Isaiah, Micah, Elijah... (L to R)
Playing behind the couch- with all of the open spaces where our children could choose to play, they always choose cosiest spots. I was reminded of my childhood house in Rosedale this week. The little bungalow where my brother and I grew up. By all comparisons to today's standards, it was a pretty small house. But it never felt small to us. I remember feeling like we had all of the space in the world, and when I visit that house now, it seems really small.
It makes me wonder why we seem to think that having more children means moving into bigger houses with more bedrooms, playrooms and bonus rooms. Do our children really require all of that extra space, or is it just more convenient for us- for me? And what are the implications of living in a smaller space with a family of 5? Certainly we hear and see more of each others' business. At first I thought it would deter us from entertaining, but that has not been the case at all. In fact last Sunday we had 8 adults and our 3 children here quite comfortably. We may try to get out more often to escape our four walls. I think we go to the park, library, mall, store, walks, and bike rides more often now than we had, but is that really so bad? It has just gotten me thinking that in two years when we are transitioning to a new town, home, house once again, it would be valuable to remember our happiness and contentment here in this small house with the small yard. Someone please remind me of this when my greed tempts me to want bigger and better, always bigger and better. Why the need to buy homes that are at the upper end of what we can afford? Why not buy a house whose payment is only half of what we can afford?
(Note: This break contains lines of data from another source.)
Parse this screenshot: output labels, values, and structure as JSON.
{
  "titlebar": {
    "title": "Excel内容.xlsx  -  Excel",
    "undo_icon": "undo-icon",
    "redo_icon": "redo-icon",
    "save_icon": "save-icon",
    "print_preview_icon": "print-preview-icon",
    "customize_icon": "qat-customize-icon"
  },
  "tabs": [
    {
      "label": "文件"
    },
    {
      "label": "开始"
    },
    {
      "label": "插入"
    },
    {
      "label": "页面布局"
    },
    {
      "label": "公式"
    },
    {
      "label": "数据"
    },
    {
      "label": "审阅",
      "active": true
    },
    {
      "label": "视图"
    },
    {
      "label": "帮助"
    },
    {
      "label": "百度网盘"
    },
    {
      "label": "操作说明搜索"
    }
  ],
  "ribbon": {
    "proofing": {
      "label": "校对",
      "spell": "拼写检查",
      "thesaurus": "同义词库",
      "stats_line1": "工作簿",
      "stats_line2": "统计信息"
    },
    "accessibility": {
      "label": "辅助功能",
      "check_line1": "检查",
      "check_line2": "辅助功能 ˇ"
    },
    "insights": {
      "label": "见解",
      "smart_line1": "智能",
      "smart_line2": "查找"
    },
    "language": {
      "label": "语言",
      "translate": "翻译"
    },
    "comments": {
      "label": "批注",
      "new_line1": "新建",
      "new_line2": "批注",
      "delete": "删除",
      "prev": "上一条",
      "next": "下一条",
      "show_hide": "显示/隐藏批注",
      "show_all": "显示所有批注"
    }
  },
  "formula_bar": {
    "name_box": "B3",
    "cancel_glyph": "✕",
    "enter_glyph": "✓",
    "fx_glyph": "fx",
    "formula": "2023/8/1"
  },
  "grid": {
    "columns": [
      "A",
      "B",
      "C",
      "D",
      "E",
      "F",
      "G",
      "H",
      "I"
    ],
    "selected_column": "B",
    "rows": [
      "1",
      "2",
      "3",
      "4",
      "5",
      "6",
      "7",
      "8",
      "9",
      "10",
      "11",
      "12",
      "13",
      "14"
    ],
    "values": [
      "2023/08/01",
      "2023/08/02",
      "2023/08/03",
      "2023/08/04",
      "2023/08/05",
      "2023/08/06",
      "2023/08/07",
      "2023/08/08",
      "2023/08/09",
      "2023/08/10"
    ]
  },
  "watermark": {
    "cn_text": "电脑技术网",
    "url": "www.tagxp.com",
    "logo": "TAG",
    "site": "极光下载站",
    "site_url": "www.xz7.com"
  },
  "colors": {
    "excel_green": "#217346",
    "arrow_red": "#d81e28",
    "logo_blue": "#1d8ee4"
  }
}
Just imagine the good we could do with the other half of all of those house payments- not for ourselves but for others.